 typical at scientific* conferences
 invent concise, clear sentences
 optional: notes on cards, text on monitor
Expand on each point!
 improvise! (If you understand, this is easy!)
 pause between sections
• ask a friend or colleague for feedback
*natur-, sozial- oder formalwissenschaftlich
Audience interaction
• gestures
– expression, voice modulation
• eye contact
– with individuals
Respond to facial signals!
Is your presentation…
– interesting?
– comprehensible?
– too loud or soft?
– too fast or slow?
Waking up your audience
Academic talks don’t have to be boring. You want your
audience to understand your point?
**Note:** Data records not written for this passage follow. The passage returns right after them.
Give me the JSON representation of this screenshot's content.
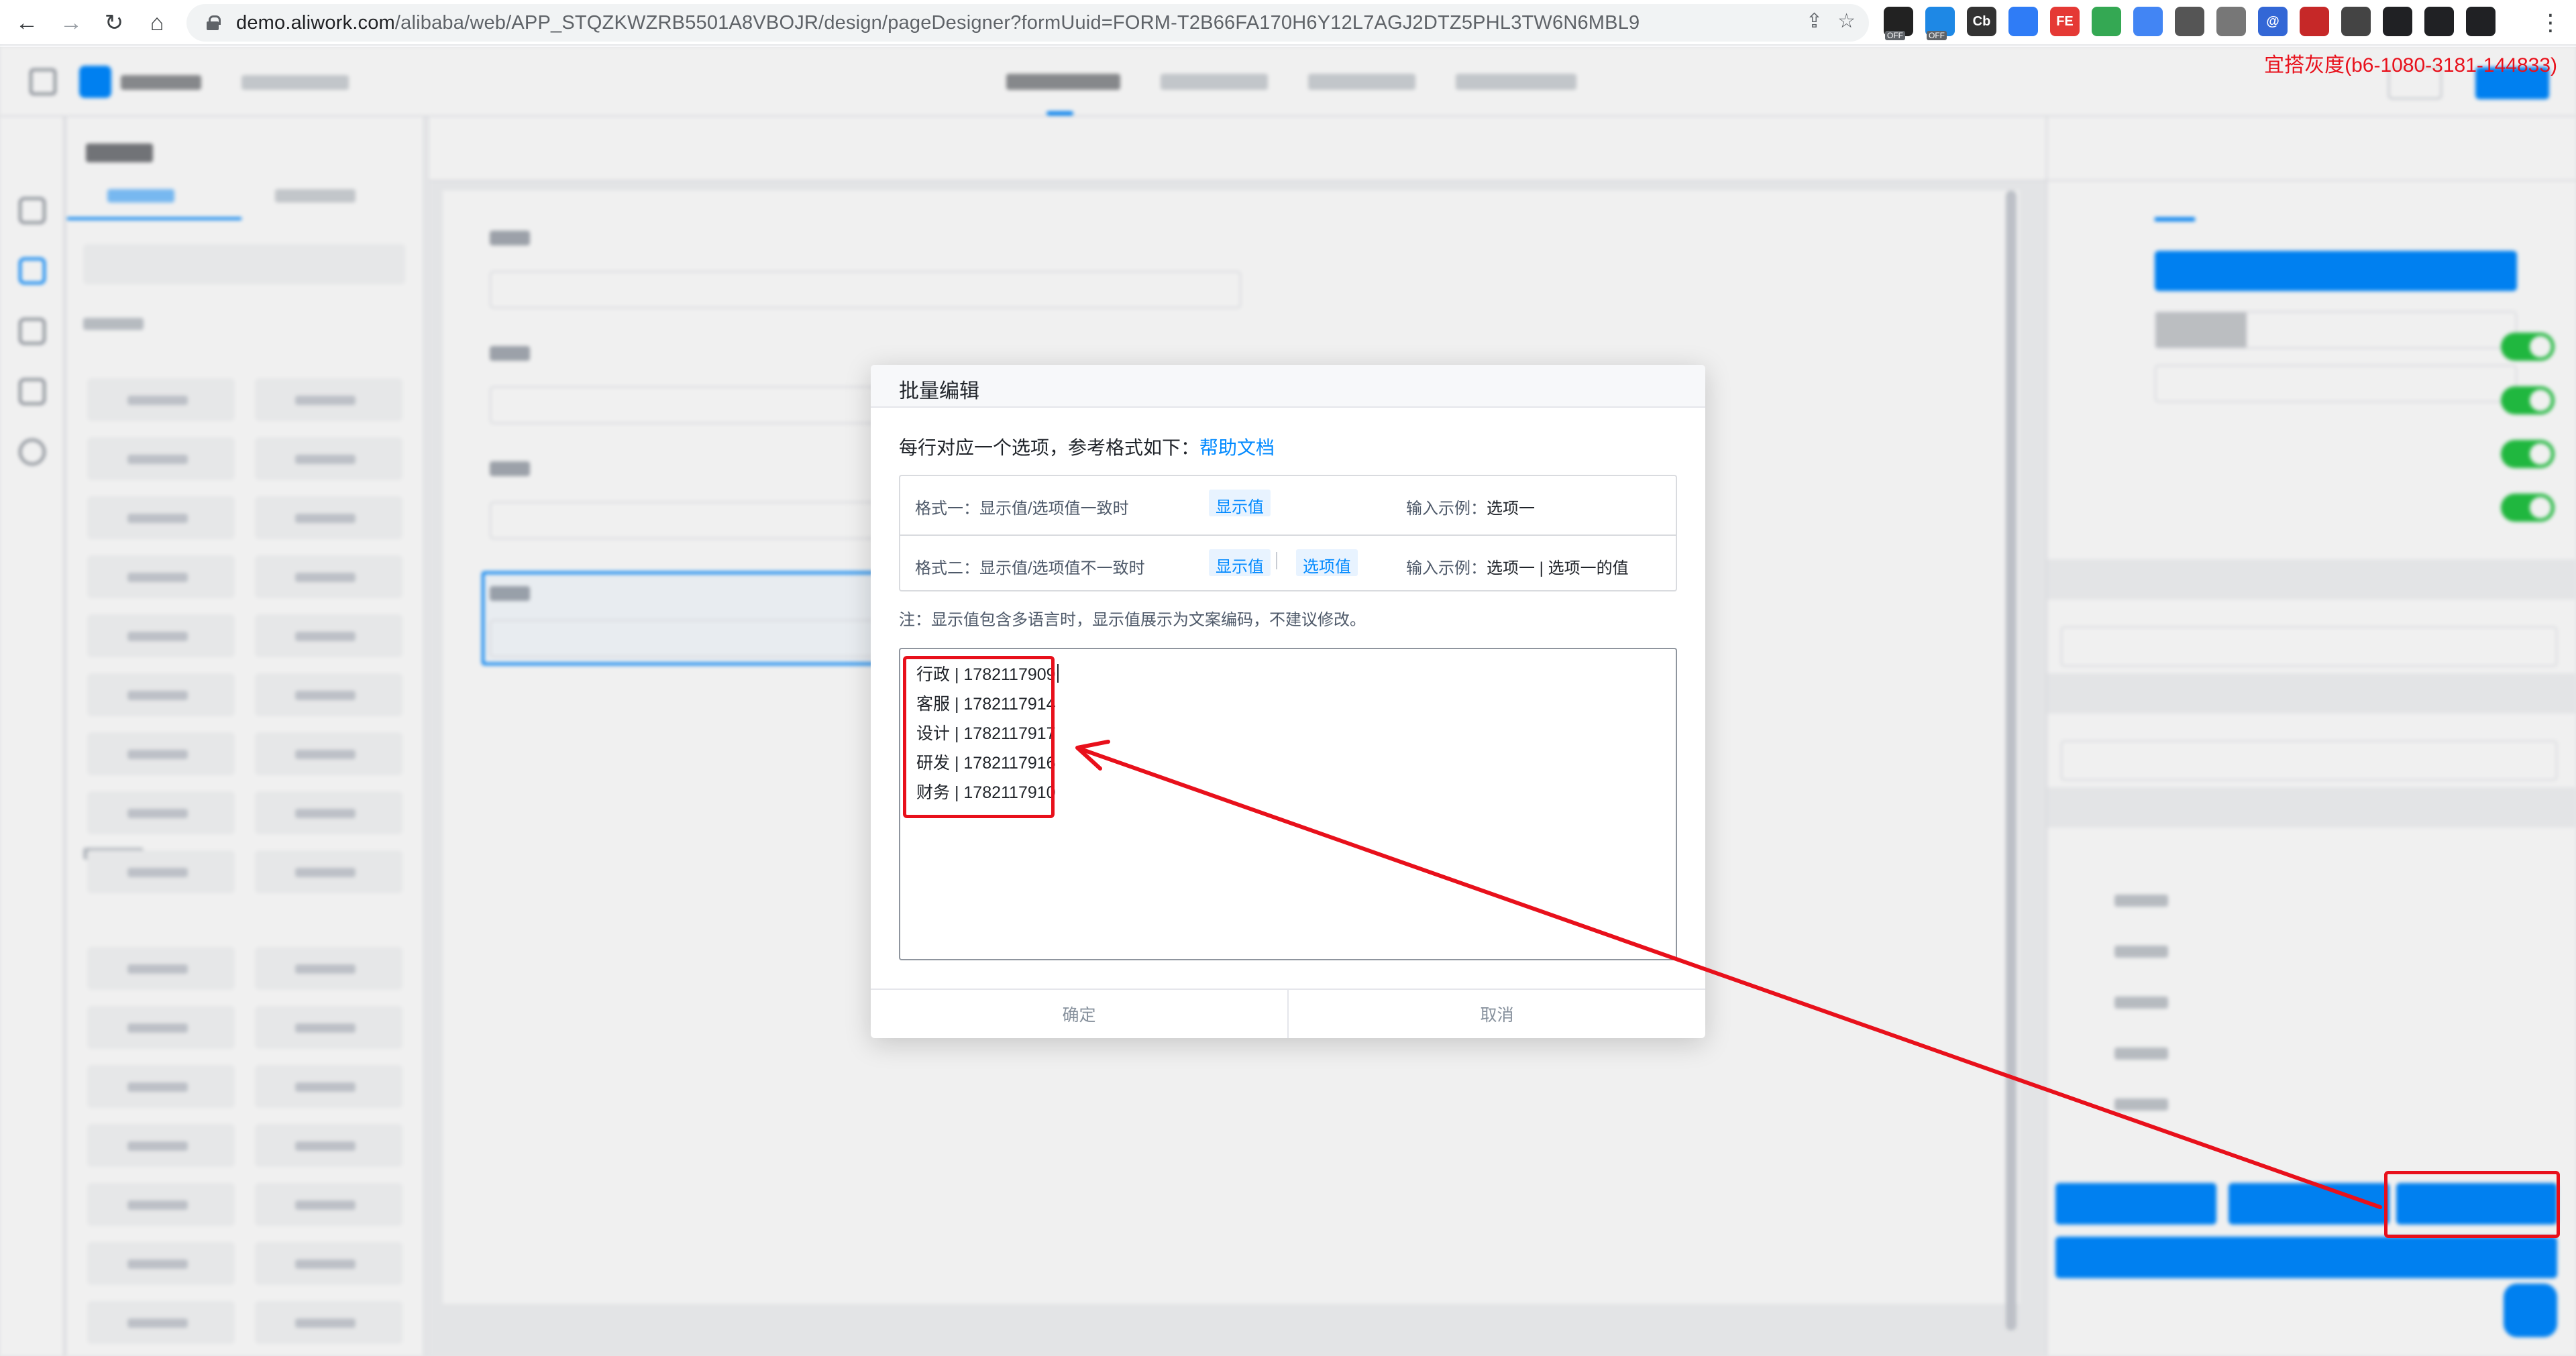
{
  "browser": {
    "url_host": "demo.aliwork.com",
    "url_path": "/alibaba/web/APP_STQZKWZRB5501A8VBOJR/design/pageDesigner?formUuid=FORM-T2B66FA170H6Y12L7AGJ2DTZ5PHL3TW6N6MBL9",
    "back_icon": "←",
    "forward_icon": "→",
    "reload_icon": "↻",
    "home_icon": "⌂",
    "share_icon": "⇪",
    "star_icon": "☆",
    "extensions": [
      {
        "name": "ext-1",
        "label": "",
        "color": "#222222",
        "off_badge": "OFF"
      },
      {
        "name": "ext-2",
        "label": "",
        "color": "#1e88e5",
        "off_badge": "OFF"
      },
      {
        "name": "ext-3",
        "label": "Cb",
        "color": "#333333",
        "off_badge": ""
      },
      {
        "name": "ext-4",
        "label": "",
        "color": "#2f7cf6",
        "off_badge": ""
      },
      {
        "name": "ext-5",
        "label": "FE",
        "color": "#e53935",
        "off_badge": ""
      },
      {
        "name": "ext-6",
        "label": "",
        "color": "#34a853",
        "off_badge": ""
      },
      {
        "name": "ext-7",
        "label": "",
        "color": "#4285f4",
        "off_badge": ""
      },
      {
        "name": "ext-8",
        "label": "",
        "color": "#555555",
        "off_badge": ""
      },
      {
        "name": "ext-9",
        "label": "",
        "color": "#777777",
        "off_badge": ""
      },
      {
        "name": "ext-10",
        "label": "@",
        "color": "#3367d6",
        "off_badge": ""
      },
      {
        "name": "ext-11",
        "label": "",
        "color": "#c62828",
        "off_badge": ""
      },
      {
        "name": "ext-12",
        "label": "",
        "color": "#444444",
        "off_badge": ""
      },
      {
        "name": "ext-13",
        "label": "",
        "color": "#202124",
        "off_badge": ""
      },
      {
        "name": "ext-14",
        "label": "",
        "color": "#202124",
        "off_badge": ""
      },
      {
        "name": "ext-15",
        "label": "",
        "color": "#202124",
        "off_badge": ""
      }
    ],
    "menu_icon": "⋮"
  },
  "env_note": "宜搭灰度(b6-1080-3181-144833)",
  "dialog": {
    "title": "批量编辑",
    "intro_text": "每行对应一个选项，参考格式如下：",
    "help_link": "帮助文档",
    "formats": [
      {
        "desc": "格式一：显示值/选项值一致时",
        "tags": [
          "显示值"
        ],
        "example_label": "输入示例：",
        "example_value": "选项一"
      },
      {
        "desc": "格式二：显示值/选项值不一致时",
        "tags": [
          "显示值",
          "选项值"
        ],
        "example_label": "输入示例：",
        "example_value": "选项一 | 选项一的值"
      }
    ],
    "note": "注：显示值包含多语言时，显示值展示为文案编码，不建议修改。",
    "textarea_lines": [
      "行政 | 1782117909",
      "客服 | 1782117914",
      "设计 | 1782117917",
      "研发 | 1782117916",
      "财务 | 1782117910"
    ],
    "confirm": "确定",
    "cancel": "取消"
  },
  "colors": {
    "annotation": "#e8101b",
    "accent": "#0089ff",
    "toggle_on": "#23c343"
  }
}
First, wake them up!
Enter something like “How to give an exciting research
presentation” into Google and see what you find, e.g.
• “Key Steps to an Effective Presentation” by Stephen Egglestone
• “How To Give A More Exciting Presentation: A Note To Speakers”
Don’t overdo it - if your audience laughs once, it’s enough.
Inform – Don’t infatuate!*
 provide:
 clear, helpful, interesting information
 avoid:
long, complex sentences
unnecessary jargon
unfounded claims
destructive criticism
*belehren - nicht betören
Typical timing
for a 20-minute talk
Main content
5 minutes
10 minutes
5 minutes
about 1 minute per slide
Some common errors
• Structure and timing
– slides: too many, too few, too cluttered
– unclear section boundaries
– not enough time left for conclusion
• Presentation and content
not enough eye contact
too fast, slow, boring etc.
reading verbatim from ppt slide
not understanding own content
More common errors
• Introduction
incomplete (e.g. no example)
• Main part
insufficient relevant detail from literature
• Conclusion
distracting new detail
arguments, implications, further research
do not refer directly to your thesis